ENTRIES PROVIDED
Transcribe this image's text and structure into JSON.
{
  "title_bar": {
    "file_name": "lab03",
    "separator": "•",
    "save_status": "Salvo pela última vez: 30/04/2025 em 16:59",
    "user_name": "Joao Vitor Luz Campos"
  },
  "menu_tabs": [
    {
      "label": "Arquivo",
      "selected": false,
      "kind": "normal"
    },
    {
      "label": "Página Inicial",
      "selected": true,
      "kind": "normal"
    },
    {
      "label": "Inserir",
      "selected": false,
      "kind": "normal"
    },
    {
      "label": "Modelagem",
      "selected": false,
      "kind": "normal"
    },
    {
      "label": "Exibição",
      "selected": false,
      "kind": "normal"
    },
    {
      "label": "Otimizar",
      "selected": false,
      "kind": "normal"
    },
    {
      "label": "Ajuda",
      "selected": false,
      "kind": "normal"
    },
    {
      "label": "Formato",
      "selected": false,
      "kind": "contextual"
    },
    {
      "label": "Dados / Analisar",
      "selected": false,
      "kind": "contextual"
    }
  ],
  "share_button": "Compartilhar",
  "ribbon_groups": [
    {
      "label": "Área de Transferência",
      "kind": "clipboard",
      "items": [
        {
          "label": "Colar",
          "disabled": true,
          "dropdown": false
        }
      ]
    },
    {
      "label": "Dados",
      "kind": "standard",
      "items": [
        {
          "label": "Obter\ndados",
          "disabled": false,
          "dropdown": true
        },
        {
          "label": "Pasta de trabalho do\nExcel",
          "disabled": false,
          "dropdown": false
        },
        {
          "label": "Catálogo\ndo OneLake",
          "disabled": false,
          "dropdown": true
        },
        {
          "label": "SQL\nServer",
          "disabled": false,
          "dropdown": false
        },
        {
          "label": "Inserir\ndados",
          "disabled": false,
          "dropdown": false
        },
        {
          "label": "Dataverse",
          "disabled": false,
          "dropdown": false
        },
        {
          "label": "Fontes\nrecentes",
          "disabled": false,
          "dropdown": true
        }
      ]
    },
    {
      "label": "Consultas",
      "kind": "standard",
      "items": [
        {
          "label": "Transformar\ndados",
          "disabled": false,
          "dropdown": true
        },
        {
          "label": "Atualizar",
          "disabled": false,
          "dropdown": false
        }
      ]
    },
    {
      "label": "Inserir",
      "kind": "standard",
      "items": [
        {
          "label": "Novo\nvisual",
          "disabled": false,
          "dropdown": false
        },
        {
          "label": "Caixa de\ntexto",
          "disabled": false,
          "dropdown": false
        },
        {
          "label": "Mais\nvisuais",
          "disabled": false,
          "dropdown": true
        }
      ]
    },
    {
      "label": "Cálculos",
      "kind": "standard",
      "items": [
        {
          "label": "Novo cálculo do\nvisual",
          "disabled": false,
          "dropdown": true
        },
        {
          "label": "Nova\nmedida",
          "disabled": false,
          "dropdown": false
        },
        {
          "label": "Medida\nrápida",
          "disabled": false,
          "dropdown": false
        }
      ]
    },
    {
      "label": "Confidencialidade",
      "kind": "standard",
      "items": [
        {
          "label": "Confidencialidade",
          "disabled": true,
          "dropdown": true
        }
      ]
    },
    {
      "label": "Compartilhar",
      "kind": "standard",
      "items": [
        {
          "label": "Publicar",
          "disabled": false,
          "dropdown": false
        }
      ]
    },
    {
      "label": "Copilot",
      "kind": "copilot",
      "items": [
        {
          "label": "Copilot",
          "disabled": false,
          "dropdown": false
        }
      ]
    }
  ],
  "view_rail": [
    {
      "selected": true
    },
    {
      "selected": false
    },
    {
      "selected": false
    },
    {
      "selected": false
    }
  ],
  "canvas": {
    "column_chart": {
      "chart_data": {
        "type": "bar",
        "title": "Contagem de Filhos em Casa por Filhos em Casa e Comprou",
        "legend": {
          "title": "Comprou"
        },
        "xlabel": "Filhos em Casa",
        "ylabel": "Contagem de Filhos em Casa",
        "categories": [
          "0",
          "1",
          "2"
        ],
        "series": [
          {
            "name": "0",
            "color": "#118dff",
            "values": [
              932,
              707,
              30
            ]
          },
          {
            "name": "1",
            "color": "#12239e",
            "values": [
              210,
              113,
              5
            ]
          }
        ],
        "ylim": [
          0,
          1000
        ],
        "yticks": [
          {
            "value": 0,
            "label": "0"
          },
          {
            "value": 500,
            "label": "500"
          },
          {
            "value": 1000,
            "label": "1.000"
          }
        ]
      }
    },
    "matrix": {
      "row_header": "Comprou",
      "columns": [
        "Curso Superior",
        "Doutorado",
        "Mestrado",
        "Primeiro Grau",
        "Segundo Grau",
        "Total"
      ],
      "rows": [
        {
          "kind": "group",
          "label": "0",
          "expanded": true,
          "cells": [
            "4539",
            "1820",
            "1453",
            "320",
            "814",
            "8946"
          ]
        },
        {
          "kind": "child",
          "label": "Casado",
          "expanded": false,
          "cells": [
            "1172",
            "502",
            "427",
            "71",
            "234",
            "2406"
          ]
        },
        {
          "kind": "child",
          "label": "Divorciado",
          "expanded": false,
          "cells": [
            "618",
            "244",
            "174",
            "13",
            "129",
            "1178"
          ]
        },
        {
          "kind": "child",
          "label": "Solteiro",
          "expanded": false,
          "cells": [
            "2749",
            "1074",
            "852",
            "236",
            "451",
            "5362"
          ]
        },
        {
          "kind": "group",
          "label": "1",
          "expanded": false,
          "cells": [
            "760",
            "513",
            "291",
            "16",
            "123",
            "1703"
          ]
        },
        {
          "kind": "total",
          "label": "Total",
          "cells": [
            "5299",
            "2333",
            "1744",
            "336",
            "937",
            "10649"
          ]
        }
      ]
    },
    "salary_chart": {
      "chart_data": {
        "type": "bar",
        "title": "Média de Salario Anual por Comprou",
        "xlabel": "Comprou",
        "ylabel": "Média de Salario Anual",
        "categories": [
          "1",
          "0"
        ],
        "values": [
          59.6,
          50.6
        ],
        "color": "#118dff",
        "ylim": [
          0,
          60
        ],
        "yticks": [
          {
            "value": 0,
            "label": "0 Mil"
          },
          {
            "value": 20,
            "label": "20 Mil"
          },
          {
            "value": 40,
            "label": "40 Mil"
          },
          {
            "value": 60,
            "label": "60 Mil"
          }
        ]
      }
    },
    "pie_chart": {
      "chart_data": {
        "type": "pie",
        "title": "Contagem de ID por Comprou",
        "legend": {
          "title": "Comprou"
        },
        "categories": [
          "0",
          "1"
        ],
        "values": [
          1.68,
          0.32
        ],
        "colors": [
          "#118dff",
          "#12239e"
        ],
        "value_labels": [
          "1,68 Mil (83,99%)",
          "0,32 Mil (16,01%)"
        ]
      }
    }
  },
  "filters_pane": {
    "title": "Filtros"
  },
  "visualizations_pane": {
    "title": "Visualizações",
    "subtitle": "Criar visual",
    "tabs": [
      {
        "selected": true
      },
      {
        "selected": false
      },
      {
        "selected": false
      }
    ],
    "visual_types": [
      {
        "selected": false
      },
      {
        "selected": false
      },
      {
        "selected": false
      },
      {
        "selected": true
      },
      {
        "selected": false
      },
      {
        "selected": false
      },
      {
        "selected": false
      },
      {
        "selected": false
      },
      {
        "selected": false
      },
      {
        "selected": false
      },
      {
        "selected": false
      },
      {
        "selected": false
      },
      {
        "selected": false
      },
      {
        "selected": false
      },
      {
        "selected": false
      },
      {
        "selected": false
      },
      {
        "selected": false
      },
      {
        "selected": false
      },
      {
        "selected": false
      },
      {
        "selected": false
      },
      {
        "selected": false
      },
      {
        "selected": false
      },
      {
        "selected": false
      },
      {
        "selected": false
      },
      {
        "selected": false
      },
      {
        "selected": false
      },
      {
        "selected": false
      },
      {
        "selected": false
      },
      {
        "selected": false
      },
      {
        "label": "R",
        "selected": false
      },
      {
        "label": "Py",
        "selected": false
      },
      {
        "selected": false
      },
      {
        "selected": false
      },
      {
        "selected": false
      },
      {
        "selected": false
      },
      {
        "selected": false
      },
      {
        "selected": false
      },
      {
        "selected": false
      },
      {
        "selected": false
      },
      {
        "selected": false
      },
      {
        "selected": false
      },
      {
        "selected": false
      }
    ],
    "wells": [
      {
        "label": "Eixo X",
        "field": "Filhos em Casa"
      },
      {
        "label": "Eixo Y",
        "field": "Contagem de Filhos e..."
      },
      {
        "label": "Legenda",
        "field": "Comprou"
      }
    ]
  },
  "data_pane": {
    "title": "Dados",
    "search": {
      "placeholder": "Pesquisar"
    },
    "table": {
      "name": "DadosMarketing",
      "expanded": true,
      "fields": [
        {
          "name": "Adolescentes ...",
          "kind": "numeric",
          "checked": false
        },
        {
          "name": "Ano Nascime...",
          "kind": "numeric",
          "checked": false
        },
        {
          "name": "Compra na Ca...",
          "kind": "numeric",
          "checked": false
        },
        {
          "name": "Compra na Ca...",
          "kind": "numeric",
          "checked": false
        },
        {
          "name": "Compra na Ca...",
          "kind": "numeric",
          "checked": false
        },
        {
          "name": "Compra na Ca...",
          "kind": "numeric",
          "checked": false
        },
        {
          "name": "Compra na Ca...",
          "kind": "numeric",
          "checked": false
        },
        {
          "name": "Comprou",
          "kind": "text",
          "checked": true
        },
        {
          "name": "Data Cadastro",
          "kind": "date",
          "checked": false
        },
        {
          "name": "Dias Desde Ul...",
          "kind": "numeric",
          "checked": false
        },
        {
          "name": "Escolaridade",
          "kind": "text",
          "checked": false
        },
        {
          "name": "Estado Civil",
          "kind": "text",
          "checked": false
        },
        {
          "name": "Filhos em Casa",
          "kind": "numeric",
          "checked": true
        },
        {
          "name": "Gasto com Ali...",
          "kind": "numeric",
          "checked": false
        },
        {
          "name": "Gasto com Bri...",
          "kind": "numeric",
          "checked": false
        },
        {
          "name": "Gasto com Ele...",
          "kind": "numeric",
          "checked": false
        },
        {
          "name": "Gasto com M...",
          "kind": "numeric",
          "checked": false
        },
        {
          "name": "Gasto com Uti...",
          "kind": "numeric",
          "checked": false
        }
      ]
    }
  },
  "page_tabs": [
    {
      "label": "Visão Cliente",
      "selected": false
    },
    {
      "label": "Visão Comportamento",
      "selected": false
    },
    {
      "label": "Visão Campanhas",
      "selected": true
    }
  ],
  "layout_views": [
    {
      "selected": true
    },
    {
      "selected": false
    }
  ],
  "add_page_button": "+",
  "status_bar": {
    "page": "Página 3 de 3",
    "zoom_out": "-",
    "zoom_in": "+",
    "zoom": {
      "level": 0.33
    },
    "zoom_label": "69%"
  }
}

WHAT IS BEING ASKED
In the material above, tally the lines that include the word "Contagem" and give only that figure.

TASK RESULT
4